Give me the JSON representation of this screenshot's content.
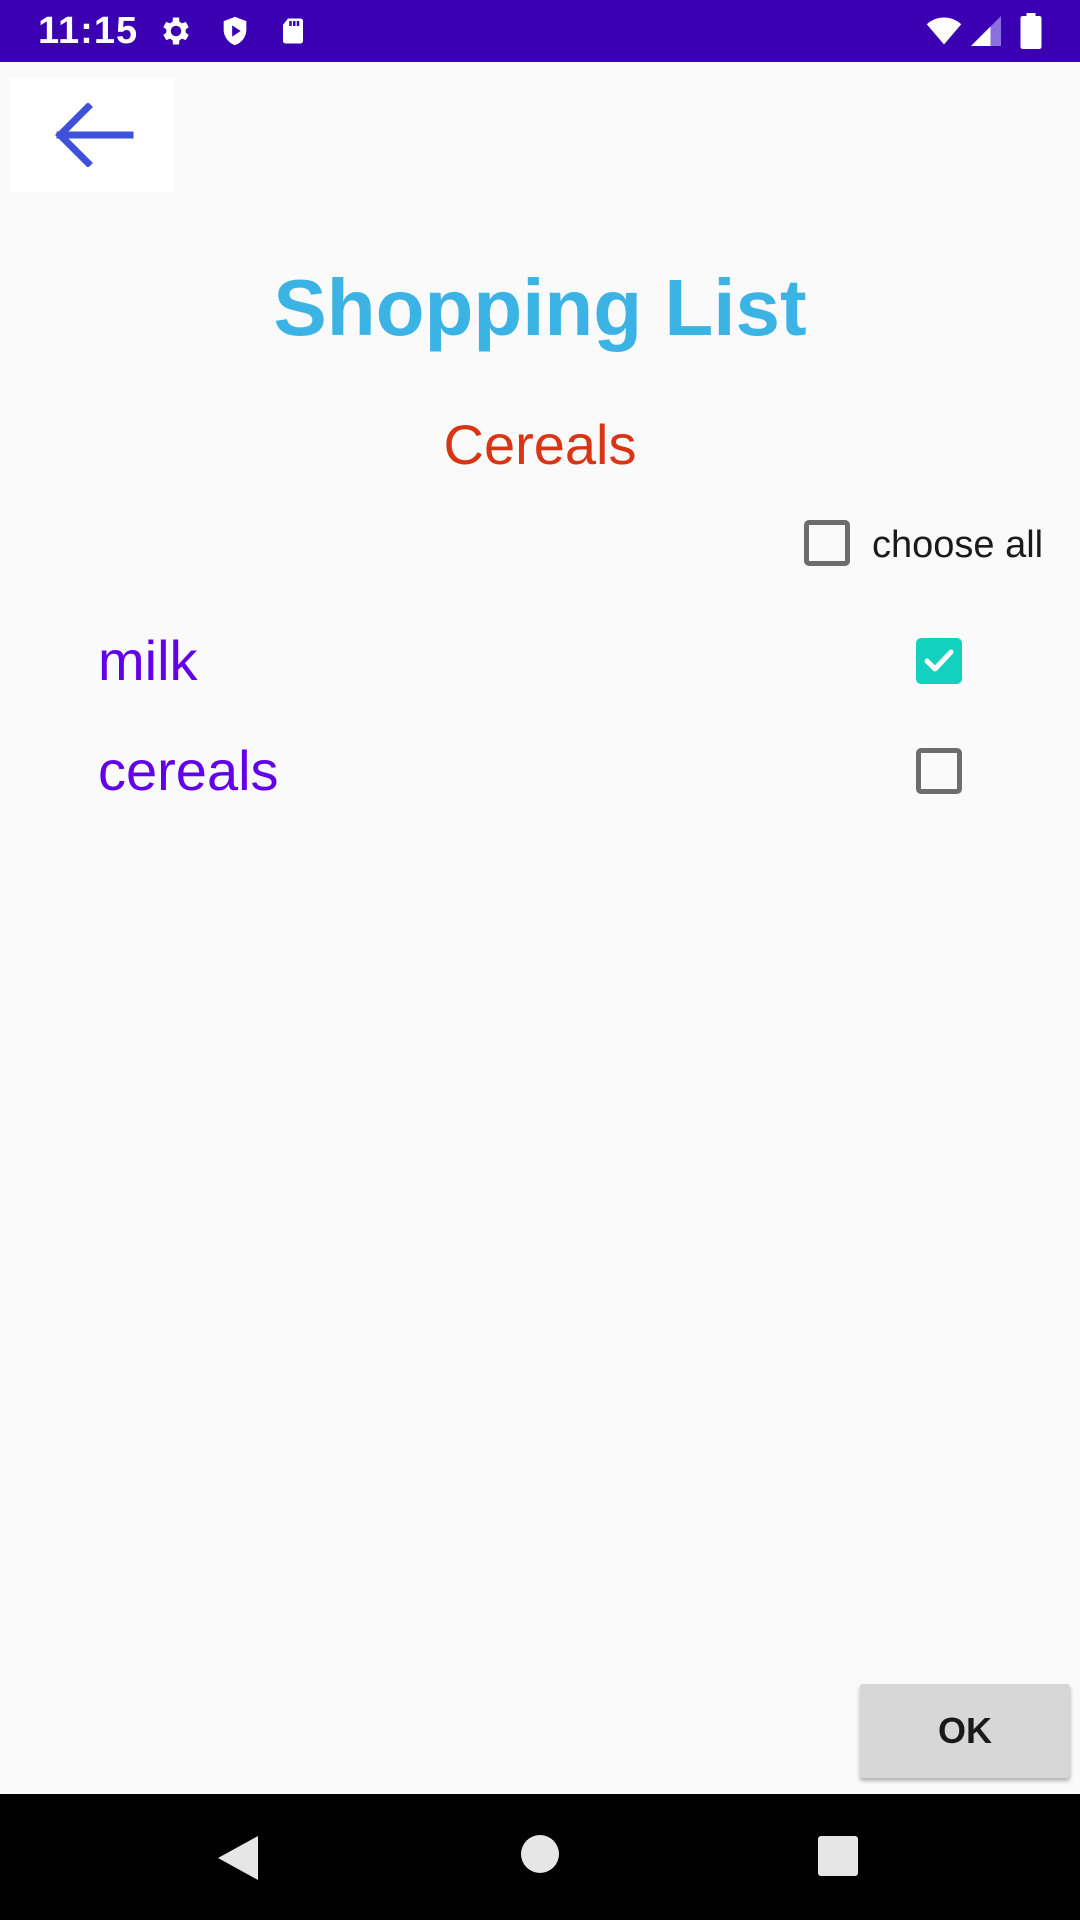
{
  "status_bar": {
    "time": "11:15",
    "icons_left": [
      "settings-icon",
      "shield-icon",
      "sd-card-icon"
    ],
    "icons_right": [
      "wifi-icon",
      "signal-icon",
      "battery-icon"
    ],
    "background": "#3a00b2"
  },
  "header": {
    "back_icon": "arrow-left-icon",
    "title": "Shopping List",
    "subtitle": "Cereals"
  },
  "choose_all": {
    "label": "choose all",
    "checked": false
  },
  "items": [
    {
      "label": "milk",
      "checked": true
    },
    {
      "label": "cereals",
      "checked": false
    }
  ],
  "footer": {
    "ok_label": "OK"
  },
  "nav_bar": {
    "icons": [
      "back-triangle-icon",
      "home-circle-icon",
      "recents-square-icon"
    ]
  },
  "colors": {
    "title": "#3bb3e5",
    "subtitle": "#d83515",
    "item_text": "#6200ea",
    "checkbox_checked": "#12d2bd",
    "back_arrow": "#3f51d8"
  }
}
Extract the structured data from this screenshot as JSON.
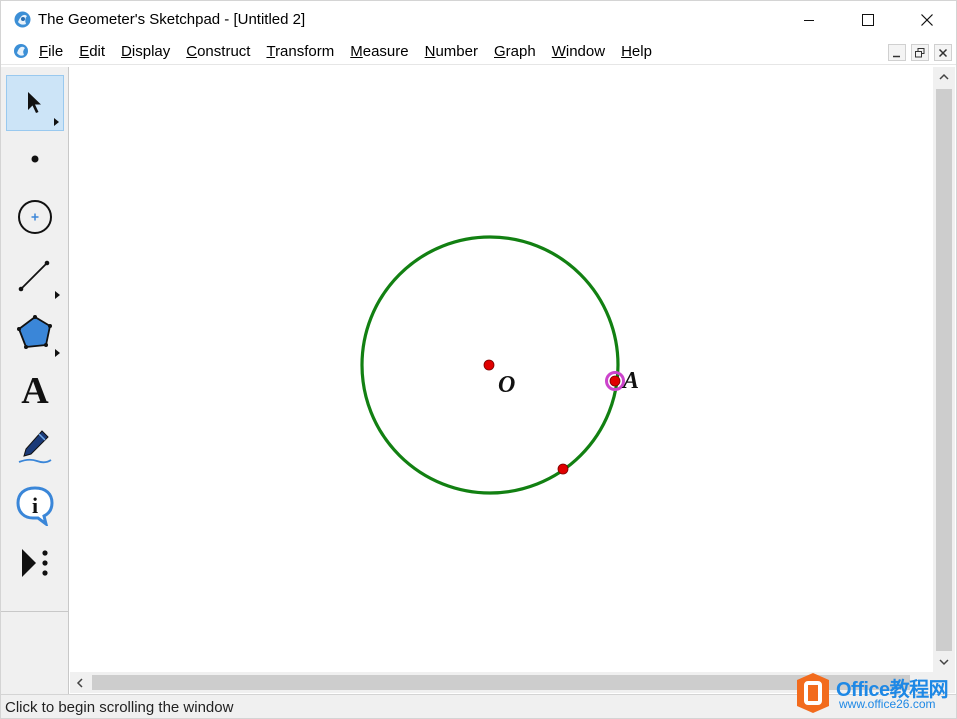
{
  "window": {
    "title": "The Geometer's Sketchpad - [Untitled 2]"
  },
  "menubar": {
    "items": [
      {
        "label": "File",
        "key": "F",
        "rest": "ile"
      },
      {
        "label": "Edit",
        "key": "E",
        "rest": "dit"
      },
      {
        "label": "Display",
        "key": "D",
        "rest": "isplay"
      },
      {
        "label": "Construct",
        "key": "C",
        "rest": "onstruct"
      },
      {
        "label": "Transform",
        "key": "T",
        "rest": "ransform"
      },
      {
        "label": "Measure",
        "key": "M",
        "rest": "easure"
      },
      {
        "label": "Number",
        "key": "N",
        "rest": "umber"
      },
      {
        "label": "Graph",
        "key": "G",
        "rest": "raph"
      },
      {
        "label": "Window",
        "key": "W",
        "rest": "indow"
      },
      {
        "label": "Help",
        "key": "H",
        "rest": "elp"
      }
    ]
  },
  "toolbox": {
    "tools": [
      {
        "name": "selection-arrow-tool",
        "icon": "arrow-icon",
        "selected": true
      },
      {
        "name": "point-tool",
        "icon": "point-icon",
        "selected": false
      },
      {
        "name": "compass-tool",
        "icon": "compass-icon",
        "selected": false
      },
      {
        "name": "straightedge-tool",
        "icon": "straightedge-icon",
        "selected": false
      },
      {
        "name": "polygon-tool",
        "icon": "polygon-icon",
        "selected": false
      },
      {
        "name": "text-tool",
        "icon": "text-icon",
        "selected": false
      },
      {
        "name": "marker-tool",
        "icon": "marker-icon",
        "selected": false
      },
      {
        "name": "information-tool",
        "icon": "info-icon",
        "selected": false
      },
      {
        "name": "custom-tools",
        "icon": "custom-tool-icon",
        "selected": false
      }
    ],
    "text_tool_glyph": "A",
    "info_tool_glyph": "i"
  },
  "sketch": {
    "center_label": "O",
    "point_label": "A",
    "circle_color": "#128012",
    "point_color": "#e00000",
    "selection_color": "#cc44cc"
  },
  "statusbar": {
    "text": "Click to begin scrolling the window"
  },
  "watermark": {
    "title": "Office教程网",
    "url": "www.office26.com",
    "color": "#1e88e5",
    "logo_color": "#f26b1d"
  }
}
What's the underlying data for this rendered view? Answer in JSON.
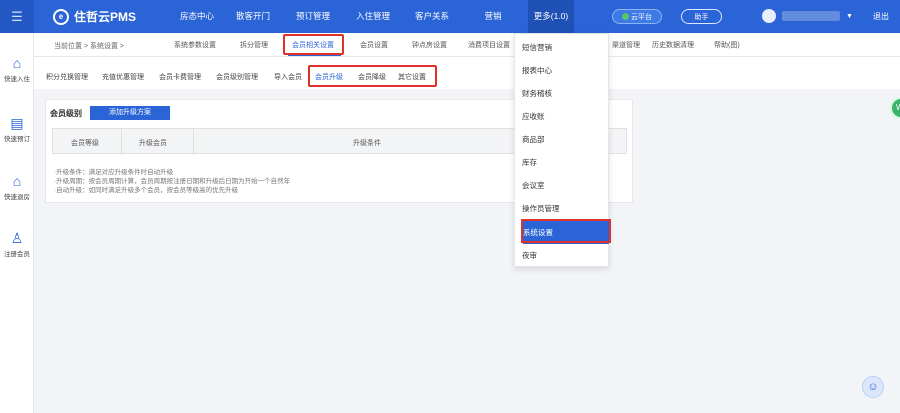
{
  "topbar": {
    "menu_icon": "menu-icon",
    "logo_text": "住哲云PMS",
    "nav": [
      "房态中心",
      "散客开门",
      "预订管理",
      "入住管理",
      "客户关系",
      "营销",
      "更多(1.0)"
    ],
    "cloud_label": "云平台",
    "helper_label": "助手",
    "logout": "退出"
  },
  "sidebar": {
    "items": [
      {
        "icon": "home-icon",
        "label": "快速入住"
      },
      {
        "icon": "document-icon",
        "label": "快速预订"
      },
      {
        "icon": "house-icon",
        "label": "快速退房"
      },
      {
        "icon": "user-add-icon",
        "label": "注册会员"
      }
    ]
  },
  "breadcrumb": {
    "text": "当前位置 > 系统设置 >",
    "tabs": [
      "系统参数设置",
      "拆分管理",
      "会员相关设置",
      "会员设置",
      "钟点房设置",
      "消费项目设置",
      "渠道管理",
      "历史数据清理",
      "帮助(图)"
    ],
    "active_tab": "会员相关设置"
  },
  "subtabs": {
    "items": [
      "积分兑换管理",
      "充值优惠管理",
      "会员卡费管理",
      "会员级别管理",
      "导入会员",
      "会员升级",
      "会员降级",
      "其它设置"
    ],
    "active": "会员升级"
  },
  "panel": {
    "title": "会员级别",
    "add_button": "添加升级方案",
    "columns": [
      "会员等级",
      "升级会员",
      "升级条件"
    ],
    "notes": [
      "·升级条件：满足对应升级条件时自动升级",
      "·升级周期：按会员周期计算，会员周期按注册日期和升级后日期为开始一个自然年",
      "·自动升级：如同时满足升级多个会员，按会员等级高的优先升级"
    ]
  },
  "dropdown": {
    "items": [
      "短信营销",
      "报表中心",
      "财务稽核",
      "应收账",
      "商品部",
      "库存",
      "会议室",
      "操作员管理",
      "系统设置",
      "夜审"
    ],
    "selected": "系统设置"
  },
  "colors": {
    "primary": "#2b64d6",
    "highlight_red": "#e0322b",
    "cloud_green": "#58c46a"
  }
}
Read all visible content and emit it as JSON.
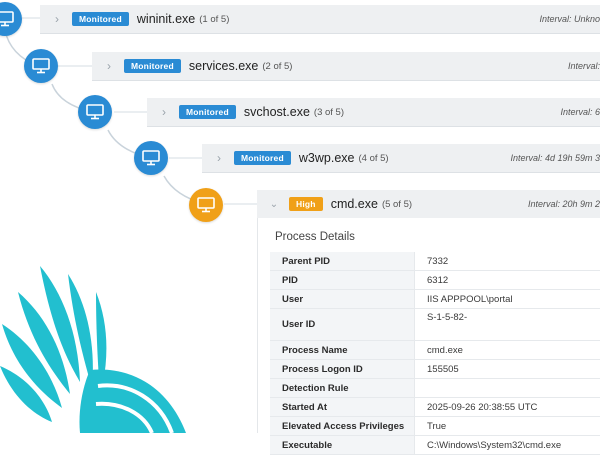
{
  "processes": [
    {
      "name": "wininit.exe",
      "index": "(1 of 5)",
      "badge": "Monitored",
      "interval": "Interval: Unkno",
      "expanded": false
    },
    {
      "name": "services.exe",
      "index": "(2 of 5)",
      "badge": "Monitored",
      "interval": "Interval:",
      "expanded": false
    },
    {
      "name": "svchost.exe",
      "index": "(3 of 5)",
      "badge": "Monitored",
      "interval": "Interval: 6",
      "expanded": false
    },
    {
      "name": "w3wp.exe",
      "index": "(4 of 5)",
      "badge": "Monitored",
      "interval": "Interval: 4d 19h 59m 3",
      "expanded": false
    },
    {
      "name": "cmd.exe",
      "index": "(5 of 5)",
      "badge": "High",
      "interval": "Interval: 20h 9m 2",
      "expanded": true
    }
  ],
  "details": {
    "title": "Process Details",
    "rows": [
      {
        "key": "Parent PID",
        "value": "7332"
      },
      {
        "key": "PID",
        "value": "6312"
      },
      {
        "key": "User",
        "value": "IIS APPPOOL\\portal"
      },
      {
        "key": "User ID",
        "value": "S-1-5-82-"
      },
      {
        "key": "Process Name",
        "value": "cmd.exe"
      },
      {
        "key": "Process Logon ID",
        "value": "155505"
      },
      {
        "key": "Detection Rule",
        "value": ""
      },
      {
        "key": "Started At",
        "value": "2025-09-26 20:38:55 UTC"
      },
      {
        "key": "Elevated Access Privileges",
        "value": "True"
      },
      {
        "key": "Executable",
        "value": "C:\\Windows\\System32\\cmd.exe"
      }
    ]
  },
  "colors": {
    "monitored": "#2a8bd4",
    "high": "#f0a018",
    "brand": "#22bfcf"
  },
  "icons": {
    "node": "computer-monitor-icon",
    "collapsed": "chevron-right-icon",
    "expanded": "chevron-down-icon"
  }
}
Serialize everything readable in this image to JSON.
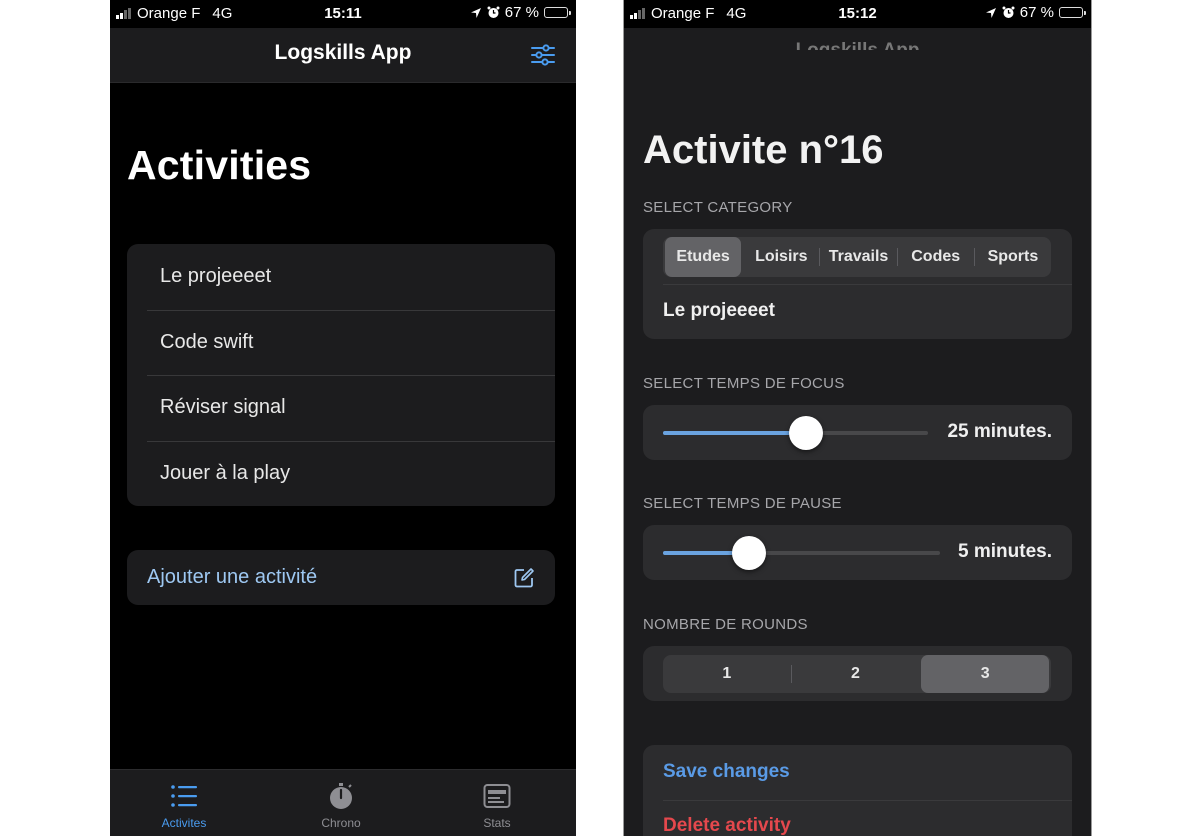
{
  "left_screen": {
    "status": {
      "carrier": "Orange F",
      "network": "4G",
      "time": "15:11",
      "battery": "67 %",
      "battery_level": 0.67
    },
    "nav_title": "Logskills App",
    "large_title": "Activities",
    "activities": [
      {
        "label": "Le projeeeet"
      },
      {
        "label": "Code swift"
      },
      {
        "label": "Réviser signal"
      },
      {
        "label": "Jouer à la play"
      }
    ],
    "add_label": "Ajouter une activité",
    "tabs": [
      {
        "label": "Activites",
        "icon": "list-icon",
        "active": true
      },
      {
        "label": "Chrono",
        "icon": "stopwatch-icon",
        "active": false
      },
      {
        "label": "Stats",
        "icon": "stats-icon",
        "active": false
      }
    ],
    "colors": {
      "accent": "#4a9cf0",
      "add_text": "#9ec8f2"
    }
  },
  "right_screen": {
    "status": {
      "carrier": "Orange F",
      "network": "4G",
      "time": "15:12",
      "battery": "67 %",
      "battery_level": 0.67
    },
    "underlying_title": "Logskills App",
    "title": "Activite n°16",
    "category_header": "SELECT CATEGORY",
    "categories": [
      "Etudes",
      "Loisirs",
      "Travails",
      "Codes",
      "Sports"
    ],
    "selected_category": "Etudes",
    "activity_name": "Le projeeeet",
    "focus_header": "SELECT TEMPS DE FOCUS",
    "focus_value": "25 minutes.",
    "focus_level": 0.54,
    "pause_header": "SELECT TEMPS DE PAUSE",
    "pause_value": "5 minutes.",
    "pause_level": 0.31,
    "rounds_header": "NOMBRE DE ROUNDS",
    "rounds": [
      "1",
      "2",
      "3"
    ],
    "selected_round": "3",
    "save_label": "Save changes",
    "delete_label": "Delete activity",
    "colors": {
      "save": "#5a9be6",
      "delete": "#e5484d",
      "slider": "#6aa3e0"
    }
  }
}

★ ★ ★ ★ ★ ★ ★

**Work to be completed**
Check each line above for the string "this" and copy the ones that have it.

**Response area**
Give me the JSON representation of this screenshot's content.
Extract the structured data from this screenshot as JSON.
What's the underlying data for this rendered view? Answer in JSON.
Serialize everything readable in this image to JSON.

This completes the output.